House Prices Set to Fall
How much a house is worth is being reevaluated by buyers. According to Halifax, house prices have increased by 2.1% in the year to February. Nationwide, however, gives a more negative result at a 1.1% reduction. While house prices have been rising faster than wages, market analysts are expecting a sharp fall to come in 2023.
Thanks, in part, to the Bank of England’s intervention with raising the interest rate to calm soaring inflation, mortgage rates have suffered. By making home purchasing more expensive, house prices have fallen six months in a row. Further interest rate rises are expected to come in the next few months, raising mortgage repayments even further.

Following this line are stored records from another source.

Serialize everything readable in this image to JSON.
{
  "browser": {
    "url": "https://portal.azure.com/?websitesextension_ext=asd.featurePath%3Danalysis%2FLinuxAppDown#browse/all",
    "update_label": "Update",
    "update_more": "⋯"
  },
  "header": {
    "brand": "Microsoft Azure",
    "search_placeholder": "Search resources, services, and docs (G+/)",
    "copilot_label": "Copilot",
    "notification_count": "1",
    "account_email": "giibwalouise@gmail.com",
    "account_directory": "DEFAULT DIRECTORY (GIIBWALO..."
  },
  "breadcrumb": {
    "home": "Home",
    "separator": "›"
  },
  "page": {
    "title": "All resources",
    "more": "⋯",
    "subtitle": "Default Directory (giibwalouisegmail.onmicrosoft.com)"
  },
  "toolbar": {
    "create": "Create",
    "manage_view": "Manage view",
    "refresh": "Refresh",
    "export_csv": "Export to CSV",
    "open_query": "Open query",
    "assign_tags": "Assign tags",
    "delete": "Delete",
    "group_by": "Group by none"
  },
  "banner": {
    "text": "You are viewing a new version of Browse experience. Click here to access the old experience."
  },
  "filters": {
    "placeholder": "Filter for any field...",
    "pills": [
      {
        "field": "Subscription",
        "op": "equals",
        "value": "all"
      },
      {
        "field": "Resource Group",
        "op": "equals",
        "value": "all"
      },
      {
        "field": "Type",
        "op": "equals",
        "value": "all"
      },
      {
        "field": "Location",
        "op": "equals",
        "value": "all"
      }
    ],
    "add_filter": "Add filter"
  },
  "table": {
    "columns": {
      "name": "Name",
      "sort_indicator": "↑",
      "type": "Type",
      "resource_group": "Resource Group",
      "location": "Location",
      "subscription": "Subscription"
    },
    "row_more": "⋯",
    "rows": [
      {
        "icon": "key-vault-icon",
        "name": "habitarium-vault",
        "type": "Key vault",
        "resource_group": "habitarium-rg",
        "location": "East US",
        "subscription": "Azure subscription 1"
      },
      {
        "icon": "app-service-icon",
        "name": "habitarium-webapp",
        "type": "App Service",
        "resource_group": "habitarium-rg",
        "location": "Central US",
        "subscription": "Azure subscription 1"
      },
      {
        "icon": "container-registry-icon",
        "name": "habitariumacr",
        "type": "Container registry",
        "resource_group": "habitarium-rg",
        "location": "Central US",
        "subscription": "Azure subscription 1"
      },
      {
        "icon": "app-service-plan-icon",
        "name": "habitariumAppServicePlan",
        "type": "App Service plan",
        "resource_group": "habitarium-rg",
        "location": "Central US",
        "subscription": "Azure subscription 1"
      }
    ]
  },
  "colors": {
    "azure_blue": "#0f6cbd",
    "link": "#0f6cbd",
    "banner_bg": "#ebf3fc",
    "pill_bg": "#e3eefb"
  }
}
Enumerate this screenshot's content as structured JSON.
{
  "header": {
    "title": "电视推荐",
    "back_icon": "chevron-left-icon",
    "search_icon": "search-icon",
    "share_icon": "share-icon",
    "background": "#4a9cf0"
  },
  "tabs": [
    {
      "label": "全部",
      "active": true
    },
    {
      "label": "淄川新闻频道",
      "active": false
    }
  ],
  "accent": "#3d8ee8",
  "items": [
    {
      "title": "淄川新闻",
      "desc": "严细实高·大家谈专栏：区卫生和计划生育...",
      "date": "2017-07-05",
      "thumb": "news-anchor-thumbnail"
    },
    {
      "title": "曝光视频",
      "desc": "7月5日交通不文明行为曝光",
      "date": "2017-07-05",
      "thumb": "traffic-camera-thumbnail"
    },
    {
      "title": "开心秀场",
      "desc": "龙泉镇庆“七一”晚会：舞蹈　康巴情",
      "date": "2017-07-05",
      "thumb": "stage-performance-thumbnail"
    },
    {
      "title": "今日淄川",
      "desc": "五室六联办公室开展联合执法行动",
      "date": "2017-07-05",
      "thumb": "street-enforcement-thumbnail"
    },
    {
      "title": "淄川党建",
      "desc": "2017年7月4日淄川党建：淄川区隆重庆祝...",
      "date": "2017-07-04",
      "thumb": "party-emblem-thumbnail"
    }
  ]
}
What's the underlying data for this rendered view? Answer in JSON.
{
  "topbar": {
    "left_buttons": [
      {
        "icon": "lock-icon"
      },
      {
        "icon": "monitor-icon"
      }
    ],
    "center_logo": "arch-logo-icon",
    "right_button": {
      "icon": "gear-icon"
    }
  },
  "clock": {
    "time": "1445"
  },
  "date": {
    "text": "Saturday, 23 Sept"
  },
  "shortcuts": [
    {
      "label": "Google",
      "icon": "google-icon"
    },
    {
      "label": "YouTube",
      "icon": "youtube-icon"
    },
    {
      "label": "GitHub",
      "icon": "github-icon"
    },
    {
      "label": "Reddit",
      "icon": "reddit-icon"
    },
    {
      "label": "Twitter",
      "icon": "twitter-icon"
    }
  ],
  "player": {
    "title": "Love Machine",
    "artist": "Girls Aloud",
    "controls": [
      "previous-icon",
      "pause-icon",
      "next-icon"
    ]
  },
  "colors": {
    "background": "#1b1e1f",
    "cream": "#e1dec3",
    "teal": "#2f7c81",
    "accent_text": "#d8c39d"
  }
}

Another factor affecting house prices is the ever-present cost of living crisis. By slowing down demand in the sector, people have less spare money to put towards a house purchase. Some experts even believe first-time buyers may wait to see how the market fares before they make a purchase. Even homeowners might look to sell in a year’s time instead of accepting a lower offer, which is exactly what happened in 2008.
First-time buyers fuel the market, generating a boom in property sales due to various benefits and discounts they can make use of. Nationwide found that the average first-time buyer mortgage payments are now at 39% of monthly income, which is the highest it’s been since 2008.
A recent survey from the Royal Institution of Chartered Surveyors found that 60-70% of all properties were sold for less than their asking price in February. According to Zoopla, the average reduction from the asking price was 4.5%. The demand for family homes is quite high, while supply is close to the lowest levels the market has ever seen.
Despite Halifax’s analysis of an increase in house prices, the bank said it would not be wise to rule out significant price drops. Further interest rate increases and cost of living pressures are sure to lead to further price drops, but the market is incredibly uncertain. Households are currently paying more of their income on their mortgage than they have been since 1989, and this is at a time when inflation is running close to a 40 year peak.
Tomasz Wieladek, Chief European Economist at T Rowe Price, believes house prices will fall 10-15% from their peak. Although it’s hard to predict what might happen for the rest of the year, with further interest rate hikes comes a greater risk that demand will be greatly reduced. This will have the effect of lowering house prices.
Amidst all the crises and rising costs found everywhere, households are only gathering smaller deposits, which will stall the rate of house price growth. Despite all these factors pointing towards a crash, there is still reasonably high demand for housing, which could act as a buffer to values. This way, there will be more of a fall in prices rather than a crash, but only time can tell. The housing market may struggle to gain momentum when wages are failing to keep up with inflation and economic growth is shrinking.